Assertions are important, but some people want to write short code and feel the assertions can clutter it up.
But what if the assertion was as brief and to the point as a comment was? That inspired these postfix assert operators...
Takes a condition on the left and treats that as a thing to assert on. It's variadic on the right and won't run the right to get the expression until the left has been shown as true.
>> x: 0 >> 1 = 2 so x: <changed> ** Script Error: assertion failure: [false so] ** Where: so console ** Near: [... = 2 so ~~ x: <changed>] >> x == 0 ; didn't change, the assignment didn't get a chance to run >> 1 = 1 so x: <changed> == <changed> >> x == <changed> ; the right hand side once the left was shown true
The WAS word has been reclaimed from a previous purpose, now to assert "lax equality" (or IS-ness) of the left hand side to the right. But it passes on the value.
>> 10 + 10 was 5 + 15 == 20 >> 10 + 10 was 50 + 1000 ** Script Error: assertion failure: [20 is 1050] ** Where: was console ** Near: [... 10 was 30 ~~]
Very similar to WAS, but a variant which uses the logic of the MATCH dialect, e.g. to test the datatype.
>> 10 + 10 matched integer! == 20 >> 10 + 10 matched text! ** Script Error: assertion failure: [20 matches text!] ** Where: matched console ** Near: [... 10 matched text! ~~]
Added Bonus: ASSERT is now invisible
Cool as these are, you still might want to use the plain old assert for something. If you do, know that it is now...invisible! So you can put it anywhere.

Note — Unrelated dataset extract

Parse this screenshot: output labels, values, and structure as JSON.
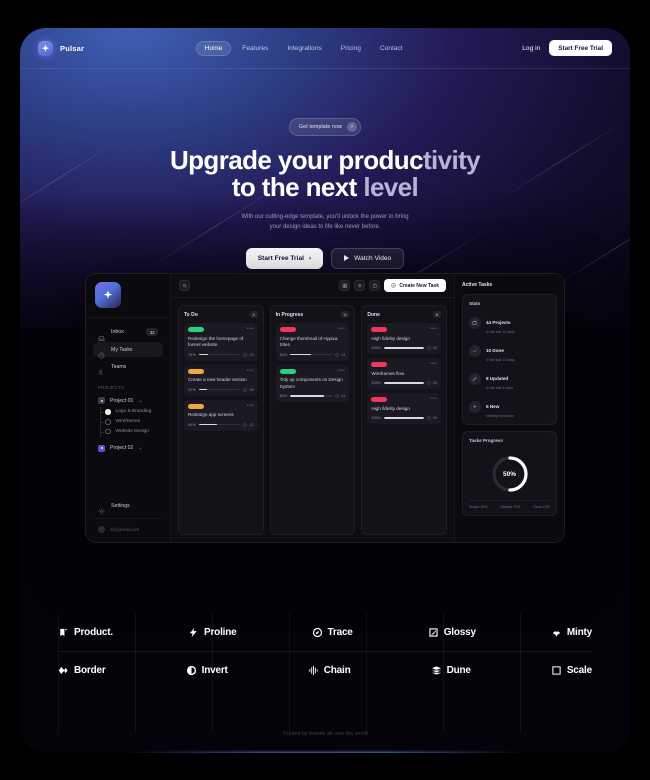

>> all [ x: 1 + 1 assert [x > 1] ] == 2 >> all [ x: 1 + 1 assert [x < 1] ] ** Script Error: assertion failure: [ x < 1 ** false ] ** Where: _ assert all console ** Near: [[x < 1] ~~]